_TASK:_ Exact repetition is required: reproduce every line of the data.

_EXTRACTED ENTRIES:_
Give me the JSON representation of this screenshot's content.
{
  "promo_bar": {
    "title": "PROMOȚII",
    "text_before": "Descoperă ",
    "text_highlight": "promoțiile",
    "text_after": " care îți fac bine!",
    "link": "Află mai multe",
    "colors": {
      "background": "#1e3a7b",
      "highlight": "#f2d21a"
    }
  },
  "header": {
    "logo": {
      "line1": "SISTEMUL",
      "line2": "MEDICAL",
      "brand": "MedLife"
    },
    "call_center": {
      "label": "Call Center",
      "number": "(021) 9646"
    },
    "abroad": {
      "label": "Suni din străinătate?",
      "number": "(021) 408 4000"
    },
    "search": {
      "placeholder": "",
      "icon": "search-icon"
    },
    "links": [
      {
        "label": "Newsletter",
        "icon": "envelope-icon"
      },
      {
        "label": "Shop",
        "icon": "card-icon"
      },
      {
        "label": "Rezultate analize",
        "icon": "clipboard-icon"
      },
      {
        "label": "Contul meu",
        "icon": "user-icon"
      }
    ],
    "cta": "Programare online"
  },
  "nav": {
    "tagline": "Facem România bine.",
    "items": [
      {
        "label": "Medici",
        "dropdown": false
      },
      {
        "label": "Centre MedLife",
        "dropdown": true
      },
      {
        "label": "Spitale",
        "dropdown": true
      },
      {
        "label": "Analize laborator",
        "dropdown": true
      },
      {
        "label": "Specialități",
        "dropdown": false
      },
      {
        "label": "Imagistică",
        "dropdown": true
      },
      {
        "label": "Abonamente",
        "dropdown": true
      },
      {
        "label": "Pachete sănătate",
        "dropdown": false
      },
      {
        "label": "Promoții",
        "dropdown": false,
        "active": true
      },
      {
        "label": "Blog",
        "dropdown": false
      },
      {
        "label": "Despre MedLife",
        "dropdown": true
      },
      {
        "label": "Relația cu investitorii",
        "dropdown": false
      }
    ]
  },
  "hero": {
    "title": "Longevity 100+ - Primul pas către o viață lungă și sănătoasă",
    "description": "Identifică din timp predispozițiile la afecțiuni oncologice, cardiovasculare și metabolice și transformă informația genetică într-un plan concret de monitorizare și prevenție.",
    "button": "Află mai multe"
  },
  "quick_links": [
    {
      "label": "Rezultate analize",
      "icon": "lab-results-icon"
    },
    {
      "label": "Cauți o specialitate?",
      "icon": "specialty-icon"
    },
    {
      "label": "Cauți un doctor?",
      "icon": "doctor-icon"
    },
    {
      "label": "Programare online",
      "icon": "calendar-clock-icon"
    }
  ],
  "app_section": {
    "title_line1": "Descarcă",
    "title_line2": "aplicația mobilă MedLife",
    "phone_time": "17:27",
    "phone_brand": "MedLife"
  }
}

_SOLUTION FOR THIS TASK:_
Give me the JSON representation of this screenshot's content.
{
  "promo_bar": {
    "title": "PROMOȚII",
    "text_before": "Descoperă ",
    "text_highlight": "promoțiile",
    "text_after": " care îți fac bine!",
    "link": "Află mai multe",
    "colors": {
      "background": "#1e3a7b",
      "highlight": "#f2d21a"
    }
  },
  "header": {
    "logo": {
      "line1": "SISTEMUL",
      "line2": "MEDICAL",
      "brand": "MedLife"
    },
    "call_center": {
      "label": "Call Center",
      "number": "(021) 9646"
    },
    "abroad": {
      "label": "Suni din străinătate?",
      "number": "(021) 408 4000"
    },
    "search": {
      "placeholder": "",
      "icon": "search-icon"
    },
    "links": [
      {
        "label": "Newsletter",
        "icon": "envelope-icon"
      },
      {
        "label": "Shop",
        "icon": "card-icon"
      },
      {
        "label": "Rezultate analize",
        "icon": "clipboard-icon"
      },
      {
        "label": "Contul meu",
        "icon": "user-icon"
      }
    ],
    "cta": "Programare online"
  },
  "nav": {
    "tagline": "Facem România bine.",
    "items": [
      {
        "label": "Medici",
        "dropdown": false
      },
      {
        "label": "Centre MedLife",
        "dropdown": true
      },
      {
        "label": "Spitale",
        "dropdown": true
      },
      {
        "label": "Analize laborator",
        "dropdown": true
      },
      {
        "label": "Specialități",
        "dropdown": false
      },
      {
        "label": "Imagistică",
        "dropdown": true
      },
      {
        "label": "Abonamente",
        "dropdown": true
      },
      {
        "label": "Pachete sănătate",
        "dropdown": false
      },
      {
        "label": "Promoții",
        "dropdown": false,
        "active": true
      },
      {
        "label": "Blog",
        "dropdown": false
      },
      {
        "label": "Despre MedLife",
        "dropdown": true
      },
      {
        "label": "Relația cu investitorii",
        "dropdown": false
      }
    ]
  },
  "hero": {
    "title": "Longevity 100+ - Primul pas către o viață lungă și sănătoasă",
    "description": "Identifică din timp predispozițiile la afecțiuni oncologice, cardiovasculare și metabolice și transformă informația genetică într-un plan concret de monitorizare și prevenție.",
    "button": "Află mai multe"
  },
  "quick_links": [
    {
      "label": "Rezultate analize",
      "icon": "lab-results-icon"
    },
    {
      "label": "Cauți o specialitate?",
      "icon": "specialty-icon"
    },
    {
      "label": "Cauți un doctor?",
      "icon": "doctor-icon"
    },
    {
      "label": "Programare online",
      "icon": "calendar-clock-icon"
    }
  ],
  "app_section": {
    "title_line1": "Descarcă",
    "title_line2": "aplicația mobilă MedLife",
    "phone_time": "17:27",
    "phone_brand": "MedLife"
  }
}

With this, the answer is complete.